Johnson said an Idaho Falls officer was recently grocery shopping in town when people “verbally accosted him” saying, "We hate racist cops.”
“And he’s kind of like ‘I hate racist cops too,’” Johnson said. "His wife, who happens to be Hispanic, ended up in tears saying, ‘We all hate racist cops.’”
David Snell is a technician at the Idaho National Laboratory, where he’s worked for 37 years. He also is the president of the Idaho Falls African American Alliance.
Snell holds the Idaho Falls police chief in high regard. When Johnson was asked to come talk at an African American Alliance breakfast, he left his daughter’s birthday party to spend more than three hours with the group answering questions and opening dialogue.
“He just made believers out of everyone that was there. He’s the real deal. I think in the African-American community, he’s really trusted here,” Snell said.
When the Idaho Falls Police Department was creating a new body camera policy, Johnson invited the African American Alliance to come review it.
“I call my cousins back in the city, and they say, ‘You’ve got to be joking,’” Snell said.
Despite all this, Snell said there is still work to be done in Idaho Falls.
Recently, Snell was pumping gas at an Idaho Falls gas station. He had his 5-year-old grandson with him when a “truckload of guys” pulled up and began yelling a racial slur at him and telling him to “go home.” Snell stopped pumping and left as quickly as possible.
“If you yell that loud at me … I’m not so sure you won’t turn around and physically try and harm me. And I didn’t want that to happen when I was with my grandson,” Snell said. “I hated that he heard that.”
Though rare, Snell says it isn’t the first time that word has been used on him in town. One time it came from a coworker at the lab. Snell went to Human Resources and the coworker never used the word again.
“But he never did apologize,” Snell remembered.
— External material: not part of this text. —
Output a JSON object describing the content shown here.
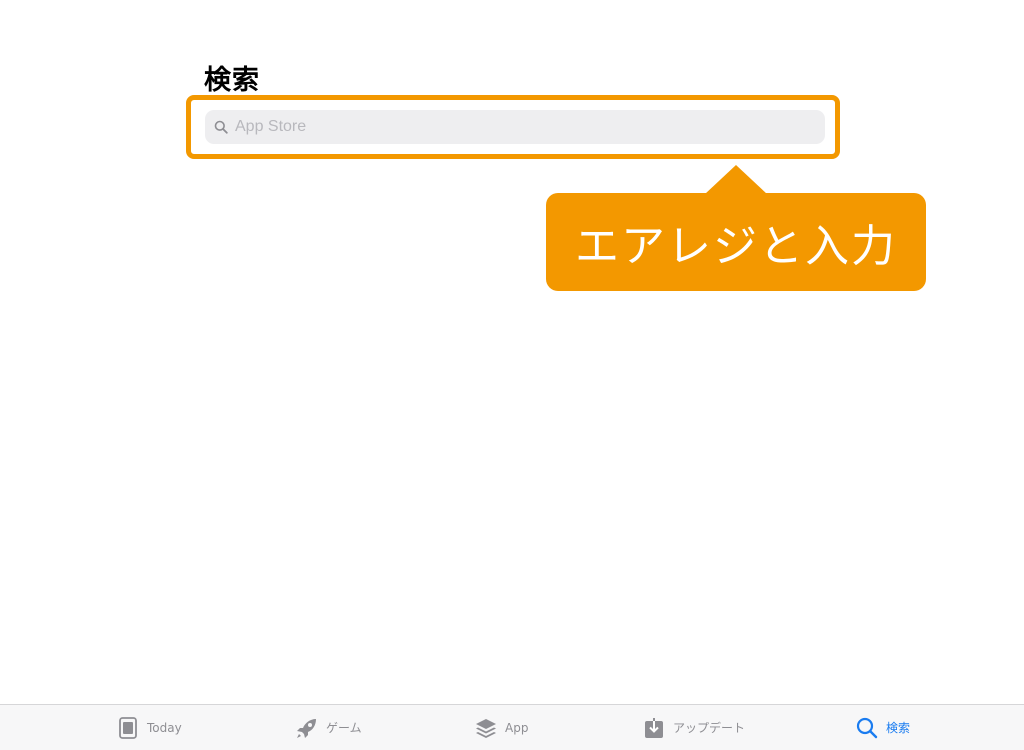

Snell is hoping that the city and the police will put together a task force to “spell out the standards that we want our police to live by.”
“People need to know, when these things happen, justice will be served. If they don’t believe in the system, the frustration spills over after so many years of this,” Snell said. “We don’t advocate looting, rioting, burning these streets down, but frustrations spill over. That’s why a task force is so important. Let’s sit down and talk. Let’s find out where our problems are in the community. … That’s how you enact change. It can’t just come from the African American community. It has to be our whole community.”
For its part, the Idaho Falls Police Department started the conversation Wednesday night with a community forum on the River Walk.